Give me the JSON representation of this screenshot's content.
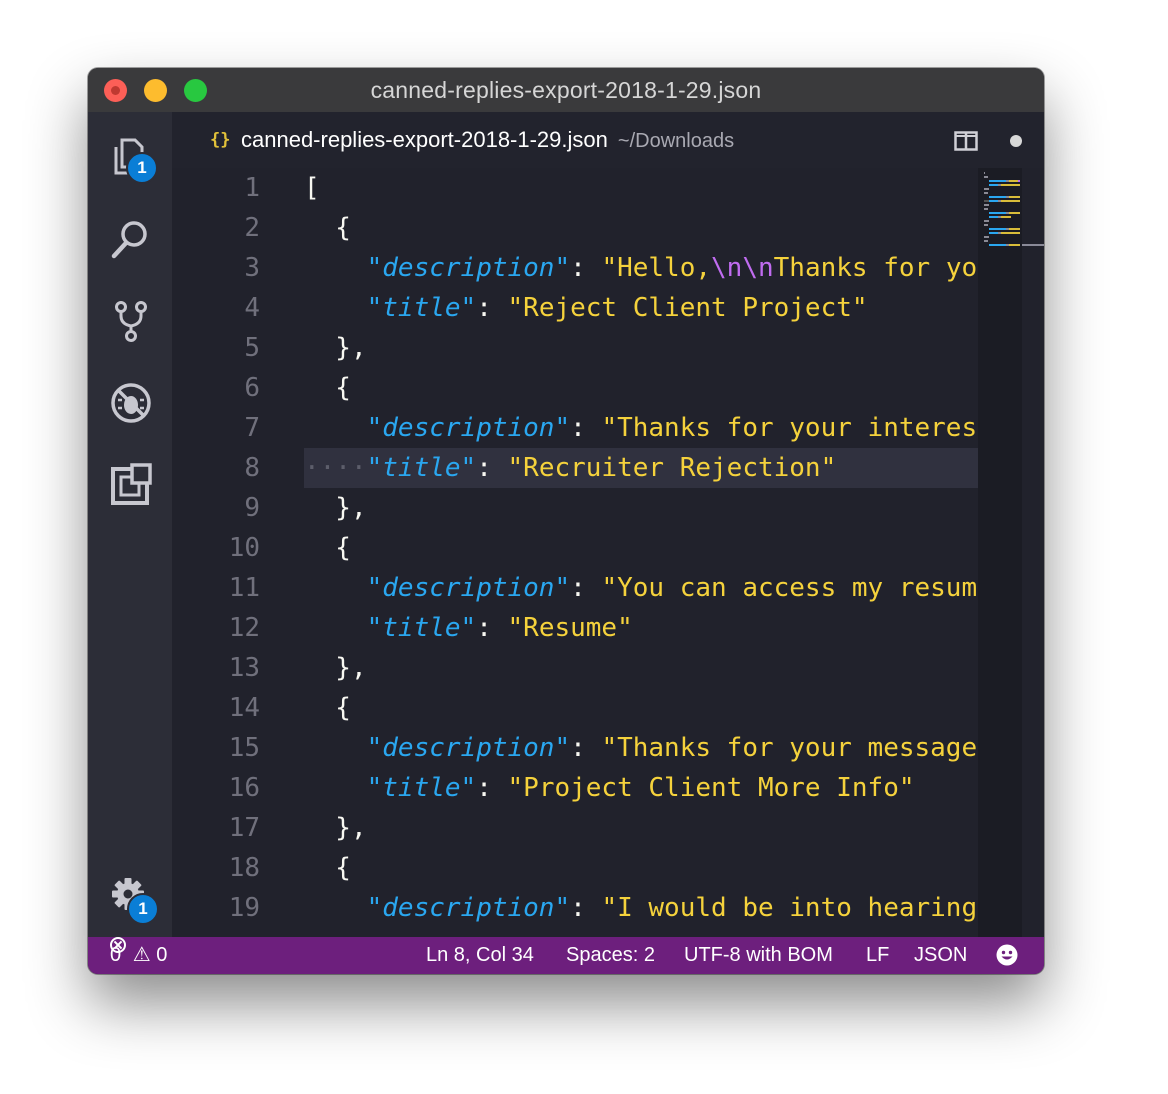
{
  "window": {
    "title": "canned-replies-export-2018-1-29.json"
  },
  "activity_bar": {
    "explorer_badge": "1",
    "settings_badge": "1",
    "items": [
      "explorer-icon",
      "search-icon",
      "source-control-icon",
      "debug-icon",
      "extensions-icon",
      "gear-icon"
    ]
  },
  "tab": {
    "icon": "{}",
    "filename": "canned-replies-export-2018-1-29.json",
    "path": "~/Downloads"
  },
  "editor": {
    "line_numbers": [
      "1",
      "2",
      "3",
      "4",
      "5",
      "6",
      "7",
      "8",
      "9",
      "10",
      "11",
      "12",
      "13",
      "14",
      "15",
      "16",
      "17",
      "18",
      "19"
    ],
    "current_line": 8,
    "lines": [
      [
        {
          "t": "[",
          "c": "p"
        }
      ],
      [
        {
          "t": "  {",
          "c": "p"
        }
      ],
      [
        {
          "t": "    ",
          "c": "p"
        },
        {
          "t": "\"description\"",
          "c": "k"
        },
        {
          "t": ": ",
          "c": "p"
        },
        {
          "t": "\"Hello,",
          "c": "s"
        },
        {
          "t": "\\n\\n",
          "c": "e"
        },
        {
          "t": "Thanks for yo",
          "c": "s"
        }
      ],
      [
        {
          "t": "    ",
          "c": "p"
        },
        {
          "t": "\"title\"",
          "c": "k"
        },
        {
          "t": ": ",
          "c": "p"
        },
        {
          "t": "\"Reject Client Project\"",
          "c": "s"
        }
      ],
      [
        {
          "t": "  },",
          "c": "p"
        }
      ],
      [
        {
          "t": "  {",
          "c": "p"
        }
      ],
      [
        {
          "t": "    ",
          "c": "p"
        },
        {
          "t": "\"description\"",
          "c": "k"
        },
        {
          "t": ": ",
          "c": "p"
        },
        {
          "t": "\"Thanks for your interes",
          "c": "s"
        }
      ],
      [
        {
          "t": "····",
          "c": "ws"
        },
        {
          "t": "\"title\"",
          "c": "k"
        },
        {
          "t": ": ",
          "c": "p"
        },
        {
          "t": "\"Recruiter Rejection\"",
          "c": "s"
        }
      ],
      [
        {
          "t": "  },",
          "c": "p"
        }
      ],
      [
        {
          "t": "  {",
          "c": "p"
        }
      ],
      [
        {
          "t": "    ",
          "c": "p"
        },
        {
          "t": "\"description\"",
          "c": "k"
        },
        {
          "t": ": ",
          "c": "p"
        },
        {
          "t": "\"You can access my resum",
          "c": "s"
        }
      ],
      [
        {
          "t": "    ",
          "c": "p"
        },
        {
          "t": "\"title\"",
          "c": "k"
        },
        {
          "t": ": ",
          "c": "p"
        },
        {
          "t": "\"Resume\"",
          "c": "s"
        }
      ],
      [
        {
          "t": "  },",
          "c": "p"
        }
      ],
      [
        {
          "t": "  {",
          "c": "p"
        }
      ],
      [
        {
          "t": "    ",
          "c": "p"
        },
        {
          "t": "\"description\"",
          "c": "k"
        },
        {
          "t": ": ",
          "c": "p"
        },
        {
          "t": "\"Thanks for your message",
          "c": "s"
        }
      ],
      [
        {
          "t": "    ",
          "c": "p"
        },
        {
          "t": "\"title\"",
          "c": "k"
        },
        {
          "t": ": ",
          "c": "p"
        },
        {
          "t": "\"Project Client More Info\"",
          "c": "s"
        }
      ],
      [
        {
          "t": "  },",
          "c": "p"
        }
      ],
      [
        {
          "t": "  {",
          "c": "p"
        }
      ],
      [
        {
          "t": "    ",
          "c": "p"
        },
        {
          "t": "\"description\"",
          "c": "k"
        },
        {
          "t": ": ",
          "c": "p"
        },
        {
          "t": "\"I would be into hearing",
          "c": "s"
        }
      ]
    ]
  },
  "status_bar": {
    "errors": "0",
    "warnings": "0",
    "cursor": "Ln 8, Col 34",
    "indent": "Spaces: 2",
    "encoding": "UTF-8 with BOM",
    "eol": "LF",
    "language": "JSON"
  },
  "colors": {
    "status_bar": "#6d1f7d",
    "keyword": "#2aa7f0",
    "string": "#f5d23c",
    "escape": "#c06cf0",
    "badge": "#0a7ed6"
  }
}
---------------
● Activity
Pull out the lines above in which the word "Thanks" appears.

● Written response
          "t": "Thanks for yo",
          "t": "\"Thanks for your interes",
          "t": "\"Thanks for your message",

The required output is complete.